Auxiliary “Camp” Lights on a Remote Switch

Our aftermarket JCR rear bumper assembly came equipped with two round, energy-efficient, LED reverse lights. While we believe they were intended to serve as supplemental reverse lights, they didn’t significantly improve illumination during the act of reversing. They add a nice touch to the design of the bumper, but they don’t add much functionality.

After giving it some thought, I decided that they might make nice camp lights. They’re low-draw LEDs that could be wired to a switched 12V power source and activated anytime, even when the vehicle is off. This would effectively illuminate the area around the rear of the Jeep which might come in extremely handy around the campsite.

The LED lights in our JCR rear bumper are decent reverse lights, but even better camp lights.

The LED lights in our JCR rear bumper are decent reverse lights, but even better camp lights.

The key fob that comes with the Logisys RM02 kit. Quality feels so-so. It gets the job done.

The key fob that comes with the Logisys RM02 kit. Quality feels so-so. It gets the job done.

To improve upon this concept, install a remotely activated switch that would allow us to turn the lights on and off with a key fob. How helpful would that be if you have to climb out of your tent in the middle of the night to tend to business? We’ve all been there.

Googling for a “12V remote switch” yielded a lot of options, all of which were of questionable quality. I settled for the Logisys RM02 12V 15AMP Relay Kit found on Amazon for around $16 USD.

This is our remote relay/switch wired to always-on 12V power. Has leads for power in, out, antenna, and ground.

This is our remote relay/switch wired to always-on 12V power. Has leads for power in, out, antenna, and ground.

Husky 39871 diode. Comes in a three-pack, which is good, because two didn't work. Two different power-sources in, one power output to lights.

Husky 39871 diode. Comes in a three-pack, which is good, because two didn’t work. Two different power-sources in, one power output.

The one remaining challenge was figuring out how to wire everything while retaining the reverse light functionality. For this, I would need a diode. This prevents the electricity from flowing backwards through the adjacent, alternate circuit.

A useful resource that I found while researching this project was this helpful thread on TacomaWorld. I didn’t duplicate this process exactly, because the folks in this thread didn’t use a remote switch, but it really helped me wrap my head around the technical details.

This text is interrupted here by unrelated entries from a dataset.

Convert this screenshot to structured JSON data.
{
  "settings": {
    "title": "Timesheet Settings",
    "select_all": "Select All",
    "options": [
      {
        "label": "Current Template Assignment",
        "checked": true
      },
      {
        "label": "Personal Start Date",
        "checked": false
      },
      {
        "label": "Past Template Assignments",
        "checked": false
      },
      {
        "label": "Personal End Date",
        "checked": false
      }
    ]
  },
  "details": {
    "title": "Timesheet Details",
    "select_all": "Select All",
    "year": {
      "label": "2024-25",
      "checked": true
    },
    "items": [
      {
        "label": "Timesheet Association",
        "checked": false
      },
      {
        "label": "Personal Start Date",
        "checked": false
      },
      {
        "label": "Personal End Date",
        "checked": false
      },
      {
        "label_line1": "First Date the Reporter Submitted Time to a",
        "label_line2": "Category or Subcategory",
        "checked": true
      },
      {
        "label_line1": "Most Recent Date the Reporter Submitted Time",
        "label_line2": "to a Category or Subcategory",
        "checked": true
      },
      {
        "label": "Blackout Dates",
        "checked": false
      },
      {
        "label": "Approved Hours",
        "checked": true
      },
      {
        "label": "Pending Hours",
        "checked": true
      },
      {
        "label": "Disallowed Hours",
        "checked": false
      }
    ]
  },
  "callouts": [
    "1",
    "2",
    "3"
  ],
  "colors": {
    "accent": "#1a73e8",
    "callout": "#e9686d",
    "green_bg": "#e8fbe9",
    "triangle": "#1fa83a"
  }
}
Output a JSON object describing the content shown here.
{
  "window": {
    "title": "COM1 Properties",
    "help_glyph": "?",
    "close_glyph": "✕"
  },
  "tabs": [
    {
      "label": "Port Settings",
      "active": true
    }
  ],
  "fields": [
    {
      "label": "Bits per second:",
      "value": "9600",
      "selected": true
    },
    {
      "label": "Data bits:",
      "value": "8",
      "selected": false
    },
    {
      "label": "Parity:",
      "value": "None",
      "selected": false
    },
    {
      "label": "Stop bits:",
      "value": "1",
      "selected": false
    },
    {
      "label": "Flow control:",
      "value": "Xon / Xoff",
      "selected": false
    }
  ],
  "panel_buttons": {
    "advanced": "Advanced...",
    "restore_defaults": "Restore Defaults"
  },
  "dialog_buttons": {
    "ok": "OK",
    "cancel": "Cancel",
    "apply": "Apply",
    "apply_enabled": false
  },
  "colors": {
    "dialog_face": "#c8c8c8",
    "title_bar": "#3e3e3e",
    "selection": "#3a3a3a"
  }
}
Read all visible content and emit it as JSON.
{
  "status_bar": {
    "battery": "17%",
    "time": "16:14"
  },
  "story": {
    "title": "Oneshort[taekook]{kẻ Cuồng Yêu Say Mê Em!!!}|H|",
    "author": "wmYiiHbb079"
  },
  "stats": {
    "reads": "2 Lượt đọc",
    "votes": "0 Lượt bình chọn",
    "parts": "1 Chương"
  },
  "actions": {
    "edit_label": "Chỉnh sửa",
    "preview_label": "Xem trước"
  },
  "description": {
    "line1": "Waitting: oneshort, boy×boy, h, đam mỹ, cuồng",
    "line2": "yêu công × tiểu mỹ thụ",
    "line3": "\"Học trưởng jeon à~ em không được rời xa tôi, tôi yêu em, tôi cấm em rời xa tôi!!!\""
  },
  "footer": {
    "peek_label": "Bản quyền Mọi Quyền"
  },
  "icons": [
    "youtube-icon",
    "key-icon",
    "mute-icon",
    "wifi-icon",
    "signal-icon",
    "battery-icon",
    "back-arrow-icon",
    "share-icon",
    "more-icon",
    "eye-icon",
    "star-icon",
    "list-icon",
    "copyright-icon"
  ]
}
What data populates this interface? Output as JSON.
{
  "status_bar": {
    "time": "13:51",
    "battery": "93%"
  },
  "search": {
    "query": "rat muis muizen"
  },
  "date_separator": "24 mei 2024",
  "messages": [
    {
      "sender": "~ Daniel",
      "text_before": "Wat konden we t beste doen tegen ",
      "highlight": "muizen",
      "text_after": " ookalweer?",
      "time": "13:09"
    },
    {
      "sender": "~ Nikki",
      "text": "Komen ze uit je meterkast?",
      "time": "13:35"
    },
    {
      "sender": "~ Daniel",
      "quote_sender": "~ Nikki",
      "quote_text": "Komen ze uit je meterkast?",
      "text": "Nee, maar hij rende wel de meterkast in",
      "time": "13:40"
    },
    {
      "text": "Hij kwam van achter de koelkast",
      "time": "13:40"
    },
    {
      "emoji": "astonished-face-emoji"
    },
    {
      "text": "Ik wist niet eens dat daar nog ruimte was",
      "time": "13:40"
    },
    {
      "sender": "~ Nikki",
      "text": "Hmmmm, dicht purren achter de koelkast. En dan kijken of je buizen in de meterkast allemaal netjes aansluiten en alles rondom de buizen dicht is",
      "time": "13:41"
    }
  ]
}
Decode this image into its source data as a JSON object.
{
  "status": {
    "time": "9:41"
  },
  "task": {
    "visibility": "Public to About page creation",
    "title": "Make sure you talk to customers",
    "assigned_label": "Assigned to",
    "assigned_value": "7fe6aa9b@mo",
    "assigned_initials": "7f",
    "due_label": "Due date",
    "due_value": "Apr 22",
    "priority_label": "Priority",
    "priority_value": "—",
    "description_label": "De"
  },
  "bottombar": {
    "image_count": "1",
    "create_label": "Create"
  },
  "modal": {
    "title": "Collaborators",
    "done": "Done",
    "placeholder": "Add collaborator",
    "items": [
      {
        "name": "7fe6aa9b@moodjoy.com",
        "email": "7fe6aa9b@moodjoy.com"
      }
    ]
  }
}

Routed blue antenna wire up along D pillar, and adhered remote module to inside of rear quarter body with 3M tape.

Routed blue antenna wire up along D pillar, and adhered remote module to inside of rear quarter body with 3M tape.

Remember our fuse block install? Routed our positive lead under driver's side trim, through firewall, and into fuse block.

Remember our fuse block install? Routed our positive lead under driver’s side trim, through firewall, and into fuse block.

We’ve used the lights on a few camping trips now, and we’ve found that they are very useful for illuminating the camping area. The key fob remotes have great range, and the ability to turn them on and off from our pocket or from our tent is a great convenience.

The only drawback is the position of the lights themselves. The tailgate of our Jeep Cherokee is a central part of our camping experience, as it contains our fridge, and is the space that we utilize for food preparation. Subsequently, when one approaches the Jeep from behind, the light is more blinding than helpful.

In the future, I may change things around a little; perhaps use downward-facing, tailgate-installed LEDs instead. However, for now, this is a sound proof-of-concept, and effectively enhances the functionality of the supplemental LED reverse lights.